→ **Supplied entries**
____
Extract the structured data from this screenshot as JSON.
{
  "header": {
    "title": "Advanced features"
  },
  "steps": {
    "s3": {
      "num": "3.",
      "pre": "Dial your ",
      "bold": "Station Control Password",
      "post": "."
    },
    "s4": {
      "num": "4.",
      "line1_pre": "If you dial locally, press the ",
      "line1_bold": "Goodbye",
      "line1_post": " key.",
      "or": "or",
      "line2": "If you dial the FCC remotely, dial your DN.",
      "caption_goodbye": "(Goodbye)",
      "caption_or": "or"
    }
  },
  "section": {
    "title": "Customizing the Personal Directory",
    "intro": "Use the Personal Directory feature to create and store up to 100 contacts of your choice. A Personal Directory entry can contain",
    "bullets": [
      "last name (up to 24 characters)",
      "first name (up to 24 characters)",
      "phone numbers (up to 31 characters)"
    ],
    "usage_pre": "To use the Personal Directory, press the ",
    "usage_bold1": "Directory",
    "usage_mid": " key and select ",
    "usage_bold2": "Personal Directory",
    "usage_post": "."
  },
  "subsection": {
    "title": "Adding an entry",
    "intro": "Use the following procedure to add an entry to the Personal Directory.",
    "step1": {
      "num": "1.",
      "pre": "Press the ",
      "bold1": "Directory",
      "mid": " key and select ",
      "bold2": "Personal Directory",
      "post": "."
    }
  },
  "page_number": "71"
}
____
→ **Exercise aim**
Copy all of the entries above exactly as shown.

→ **Answer below**
Extract the structured data from this screenshot as JSON.
{
  "header": {
    "title": "Advanced features"
  },
  "steps": {
    "s3": {
      "num": "3.",
      "pre": "Dial your ",
      "bold": "Station Control Password",
      "post": "."
    },
    "s4": {
      "num": "4.",
      "line1_pre": "If you dial locally, press the ",
      "line1_bold": "Goodbye",
      "line1_post": " key.",
      "or": "or",
      "line2": "If you dial the FCC remotely, dial your DN.",
      "caption_goodbye": "(Goodbye)",
      "caption_or": "or"
    }
  },
  "section": {
    "title": "Customizing the Personal Directory",
    "intro": "Use the Personal Directory feature to create and store up to 100 contacts of your choice. A Personal Directory entry can contain",
    "bullets": [
      "last name (up to 24 characters)",
      "first name (up to 24 characters)",
      "phone numbers (up to 31 characters)"
    ],
    "usage_pre": "To use the Personal Directory, press the ",
    "usage_bold1": "Directory",
    "usage_mid": " key and select ",
    "usage_bold2": "Personal Directory",
    "usage_post": "."
  },
  "subsection": {
    "title": "Adding an entry",
    "intro": "Use the following procedure to add an entry to the Personal Directory.",
    "step1": {
      "num": "1.",
      "pre": "Press the ",
      "bold1": "Directory",
      "mid": " key and select ",
      "bold2": "Personal Directory",
      "post": "."
    }
  },
  "page_number": "71"
}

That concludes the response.